**Description of the task**
Exactly reproduce the lines from the one containing "What data populates" through the last line of the data, both ends included, leaving out pictures.
------ Data extracts
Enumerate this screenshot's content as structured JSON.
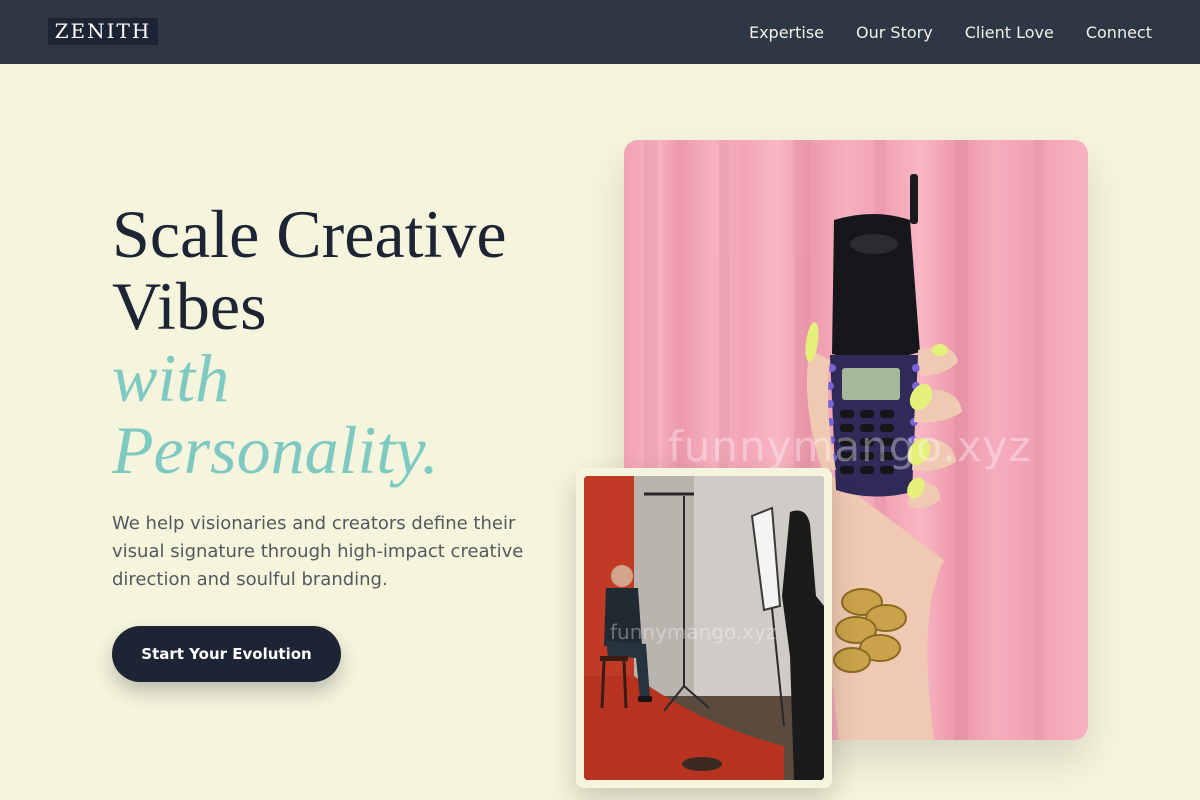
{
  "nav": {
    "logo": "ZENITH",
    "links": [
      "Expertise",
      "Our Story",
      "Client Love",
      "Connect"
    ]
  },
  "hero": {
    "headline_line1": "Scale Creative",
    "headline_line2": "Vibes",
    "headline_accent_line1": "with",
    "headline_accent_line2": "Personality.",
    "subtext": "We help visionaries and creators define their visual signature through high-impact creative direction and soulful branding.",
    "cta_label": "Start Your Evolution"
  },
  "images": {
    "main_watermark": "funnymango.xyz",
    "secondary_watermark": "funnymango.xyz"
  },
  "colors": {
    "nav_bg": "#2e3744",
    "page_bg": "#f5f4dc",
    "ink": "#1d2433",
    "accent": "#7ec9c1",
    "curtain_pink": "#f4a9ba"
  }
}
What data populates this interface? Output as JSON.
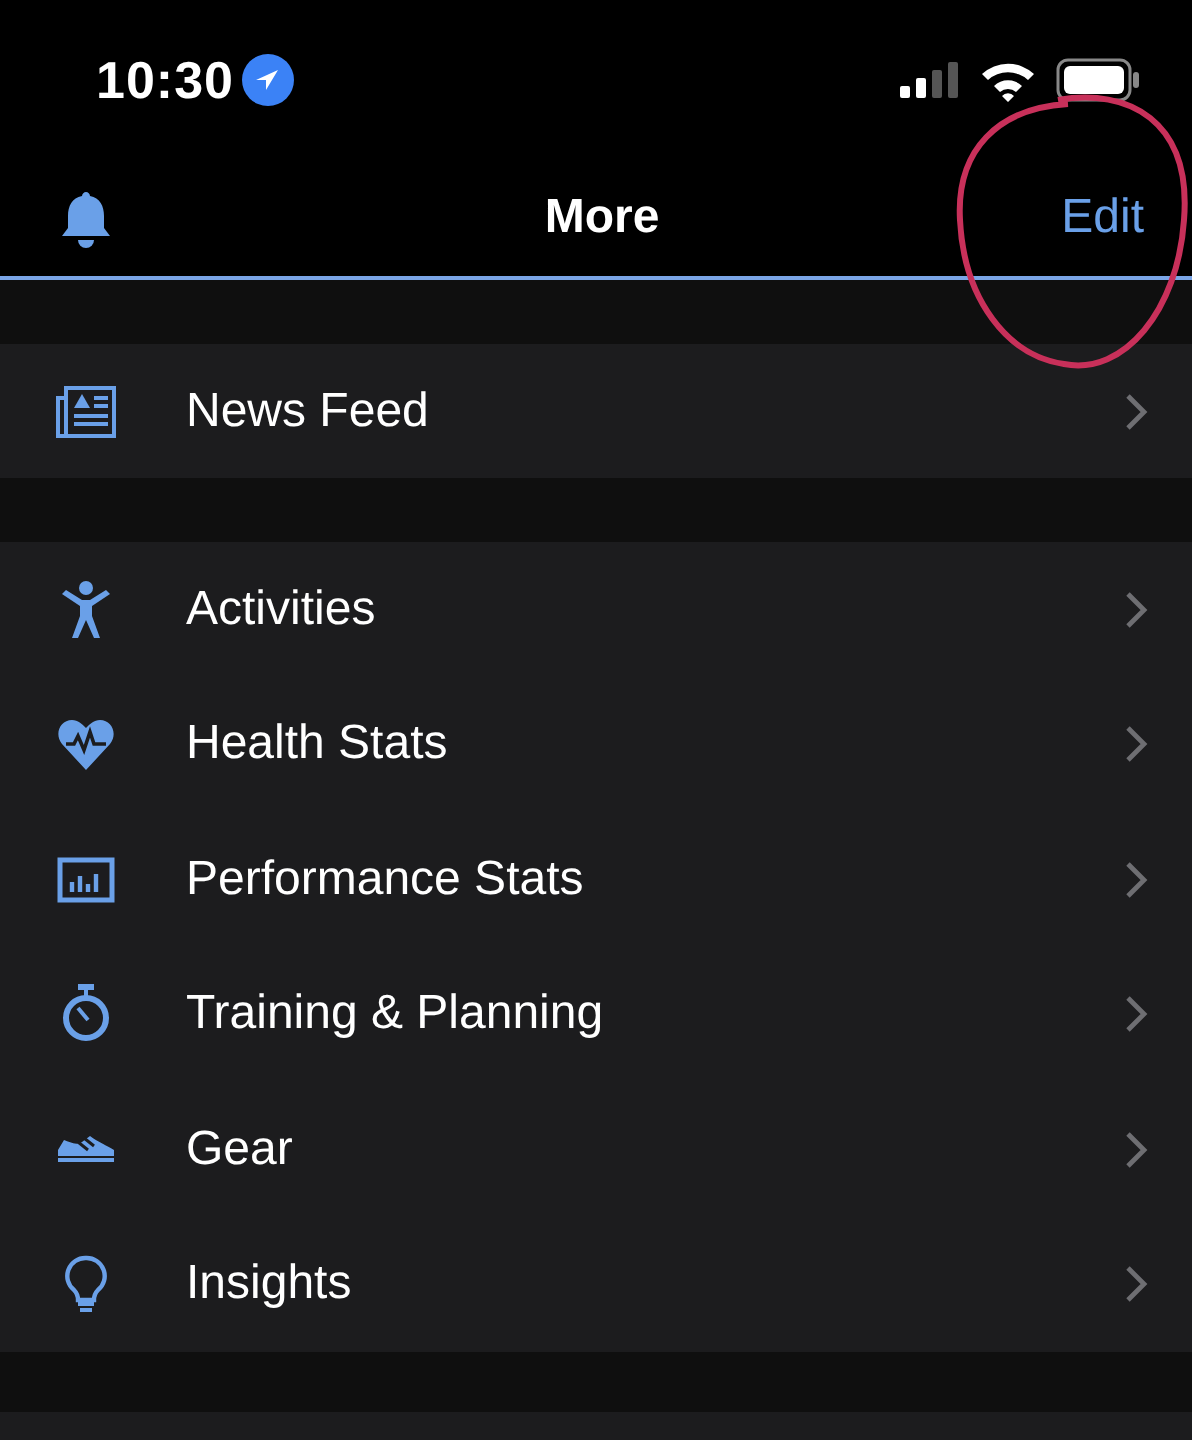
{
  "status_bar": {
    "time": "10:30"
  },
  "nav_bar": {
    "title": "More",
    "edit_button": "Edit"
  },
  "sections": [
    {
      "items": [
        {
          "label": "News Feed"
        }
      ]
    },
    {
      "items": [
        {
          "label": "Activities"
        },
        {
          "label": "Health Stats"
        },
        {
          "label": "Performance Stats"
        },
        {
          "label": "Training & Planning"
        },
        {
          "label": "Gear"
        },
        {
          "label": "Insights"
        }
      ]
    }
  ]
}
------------
**Response to the exercise**
What data populates this interface? Output as JSON.
{
  "status_bar": {
    "time": "10:30"
  },
  "nav_bar": {
    "title": "More",
    "edit_button": "Edit"
  },
  "sections": [
    {
      "items": [
        {
          "label": "News Feed"
        }
      ]
    },
    {
      "items": [
        {
          "label": "Activities"
        },
        {
          "label": "Health Stats"
        },
        {
          "label": "Performance Stats"
        },
        {
          "label": "Training & Planning"
        },
        {
          "label": "Gear"
        },
        {
          "label": "Insights"
        }
      ]
    }
  ]
}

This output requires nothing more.